* [Your task]: Every line of the material is to be given again exactly.

[Provided data]

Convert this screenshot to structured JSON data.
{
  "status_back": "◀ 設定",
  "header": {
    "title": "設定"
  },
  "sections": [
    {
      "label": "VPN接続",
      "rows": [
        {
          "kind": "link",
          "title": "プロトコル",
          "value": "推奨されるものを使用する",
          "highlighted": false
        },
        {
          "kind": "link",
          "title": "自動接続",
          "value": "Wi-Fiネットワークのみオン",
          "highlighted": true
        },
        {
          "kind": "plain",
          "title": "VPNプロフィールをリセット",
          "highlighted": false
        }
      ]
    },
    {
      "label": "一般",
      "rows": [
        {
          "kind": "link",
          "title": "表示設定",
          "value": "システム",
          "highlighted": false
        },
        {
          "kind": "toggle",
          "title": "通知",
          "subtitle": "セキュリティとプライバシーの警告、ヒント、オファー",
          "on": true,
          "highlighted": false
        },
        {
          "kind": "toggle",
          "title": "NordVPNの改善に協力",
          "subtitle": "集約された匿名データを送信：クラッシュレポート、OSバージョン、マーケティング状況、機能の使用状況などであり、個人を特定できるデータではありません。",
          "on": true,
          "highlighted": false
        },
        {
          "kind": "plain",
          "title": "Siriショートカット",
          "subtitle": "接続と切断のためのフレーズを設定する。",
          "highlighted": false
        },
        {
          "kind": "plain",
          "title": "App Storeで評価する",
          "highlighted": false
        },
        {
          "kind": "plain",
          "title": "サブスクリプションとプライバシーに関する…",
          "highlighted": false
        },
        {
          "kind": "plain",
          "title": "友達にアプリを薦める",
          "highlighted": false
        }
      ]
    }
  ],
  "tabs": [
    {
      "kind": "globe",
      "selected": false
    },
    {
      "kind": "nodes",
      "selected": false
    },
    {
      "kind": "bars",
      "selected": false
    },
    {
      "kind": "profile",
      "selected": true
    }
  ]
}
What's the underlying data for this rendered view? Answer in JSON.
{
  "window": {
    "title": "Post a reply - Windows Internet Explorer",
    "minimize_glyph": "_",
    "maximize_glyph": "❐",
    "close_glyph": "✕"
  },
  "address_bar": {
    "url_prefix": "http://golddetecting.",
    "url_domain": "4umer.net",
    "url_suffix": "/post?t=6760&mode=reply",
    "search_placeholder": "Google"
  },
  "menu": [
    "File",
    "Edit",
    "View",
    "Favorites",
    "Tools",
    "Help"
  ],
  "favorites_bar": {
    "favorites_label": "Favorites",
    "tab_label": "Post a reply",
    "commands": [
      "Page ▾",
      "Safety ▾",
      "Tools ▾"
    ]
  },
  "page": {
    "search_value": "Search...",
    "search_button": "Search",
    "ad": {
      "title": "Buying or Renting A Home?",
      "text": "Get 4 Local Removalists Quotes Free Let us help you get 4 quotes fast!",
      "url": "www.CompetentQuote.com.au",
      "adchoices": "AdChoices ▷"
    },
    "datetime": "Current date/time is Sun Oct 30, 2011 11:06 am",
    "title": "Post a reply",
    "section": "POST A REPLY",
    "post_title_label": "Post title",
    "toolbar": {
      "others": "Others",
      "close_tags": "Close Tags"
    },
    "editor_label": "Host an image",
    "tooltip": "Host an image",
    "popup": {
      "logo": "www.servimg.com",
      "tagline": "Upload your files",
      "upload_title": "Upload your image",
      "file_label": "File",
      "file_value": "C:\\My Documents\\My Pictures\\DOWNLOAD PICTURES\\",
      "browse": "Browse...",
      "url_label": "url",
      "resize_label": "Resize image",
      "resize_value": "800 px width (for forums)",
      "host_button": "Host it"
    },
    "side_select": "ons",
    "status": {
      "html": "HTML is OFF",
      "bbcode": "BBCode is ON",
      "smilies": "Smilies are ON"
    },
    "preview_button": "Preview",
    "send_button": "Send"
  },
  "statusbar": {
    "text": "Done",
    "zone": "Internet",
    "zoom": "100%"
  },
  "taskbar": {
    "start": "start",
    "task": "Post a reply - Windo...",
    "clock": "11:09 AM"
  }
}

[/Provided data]

* [Task output]:
Convert this screenshot to structured JSON data.
{
  "status_back": "◀ 設定",
  "header": {
    "title": "設定"
  },
  "sections": [
    {
      "label": "VPN接続",
      "rows": [
        {
          "kind": "link",
          "title": "プロトコル",
          "value": "推奨されるものを使用する",
          "highlighted": false
        },
        {
          "kind": "link",
          "title": "自動接続",
          "value": "Wi-Fiネットワークのみオン",
          "highlighted": true
        },
        {
          "kind": "plain",
          "title": "VPNプロフィールをリセット",
          "highlighted": false
        }
      ]
    },
    {
      "label": "一般",
      "rows": [
        {
          "kind": "link",
          "title": "表示設定",
          "value": "システム",
          "highlighted": false
        },
        {
          "kind": "toggle",
          "title": "通知",
          "subtitle": "セキュリティとプライバシーの警告、ヒント、オファー",
          "on": true,
          "highlighted": false
        },
        {
          "kind": "toggle",
          "title": "NordVPNの改善に協力",
          "subtitle": "集約された匿名データを送信：クラッシュレポート、OSバージョン、マーケティング状況、機能の使用状況などであり、個人を特定できるデータではありません。",
          "on": true,
          "highlighted": false
        },
        {
          "kind": "plain",
          "title": "Siriショートカット",
          "subtitle": "接続と切断のためのフレーズを設定する。",
          "highlighted": false
        },
        {
          "kind": "plain",
          "title": "App Storeで評価する",
          "highlighted": false
        },
        {
          "kind": "plain",
          "title": "サブスクリプションとプライバシーに関する…",
          "highlighted": false
        },
        {
          "kind": "plain",
          "title": "友達にアプリを薦める",
          "highlighted": false
        }
      ]
    }
  ],
  "tabs": [
    {
      "kind": "globe",
      "selected": false
    },
    {
      "kind": "nodes",
      "selected": false
    },
    {
      "kind": "bars",
      "selected": false
    },
    {
      "kind": "profile",
      "selected": true
    }
  ]
}
What's the underlying data for this rendered view? Answer in JSON.
{
  "window": {
    "title": "Post a reply - Windows Internet Explorer",
    "minimize_glyph": "_",
    "maximize_glyph": "❐",
    "close_glyph": "✕"
  },
  "address_bar": {
    "url_prefix": "http://golddetecting.",
    "url_domain": "4umer.net",
    "url_suffix": "/post?t=6760&mode=reply",
    "search_placeholder": "Google"
  },
  "menu": [
    "File",
    "Edit",
    "View",
    "Favorites",
    "Tools",
    "Help"
  ],
  "favorites_bar": {
    "favorites_label": "Favorites",
    "tab_label": "Post a reply",
    "commands": [
      "Page ▾",
      "Safety ▾",
      "Tools ▾"
    ]
  },
  "page": {
    "search_value": "Search...",
    "search_button": "Search",
    "ad": {
      "title": "Buying or Renting A Home?",
      "text": "Get 4 Local Removalists Quotes Free Let us help you get 4 quotes fast!",
      "url": "www.CompetentQuote.com.au",
      "adchoices": "AdChoices ▷"
    },
    "datetime": "Current date/time is Sun Oct 30, 2011 11:06 am",
    "title": "Post a reply",
    "section": "POST A REPLY",
    "post_title_label": "Post title",
    "toolbar": {
      "others": "Others",
      "close_tags": "Close Tags"
    },
    "editor_label": "Host an image",
    "tooltip": "Host an image",
    "popup": {
      "logo": "www.servimg.com",
      "tagline": "Upload your files",
      "upload_title": "Upload your image",
      "file_label": "File",
      "file_value": "C:\\My Documents\\My Pictures\\DOWNLOAD PICTURES\\",
      "browse": "Browse...",
      "url_label": "url",
      "resize_label": "Resize image",
      "resize_value": "800 px width (for forums)",
      "host_button": "Host it"
    },
    "side_select": "ons",
    "status": {
      "html": "HTML is OFF",
      "bbcode": "BBCode is ON",
      "smilies": "Smilies are ON"
    },
    "preview_button": "Preview",
    "send_button": "Send"
  },
  "statusbar": {
    "text": "Done",
    "zone": "Internet",
    "zoom": "100%"
  },
  "taskbar": {
    "start": "start",
    "task": "Post a reply - Windo...",
    "clock": "11:09 AM"
  }
}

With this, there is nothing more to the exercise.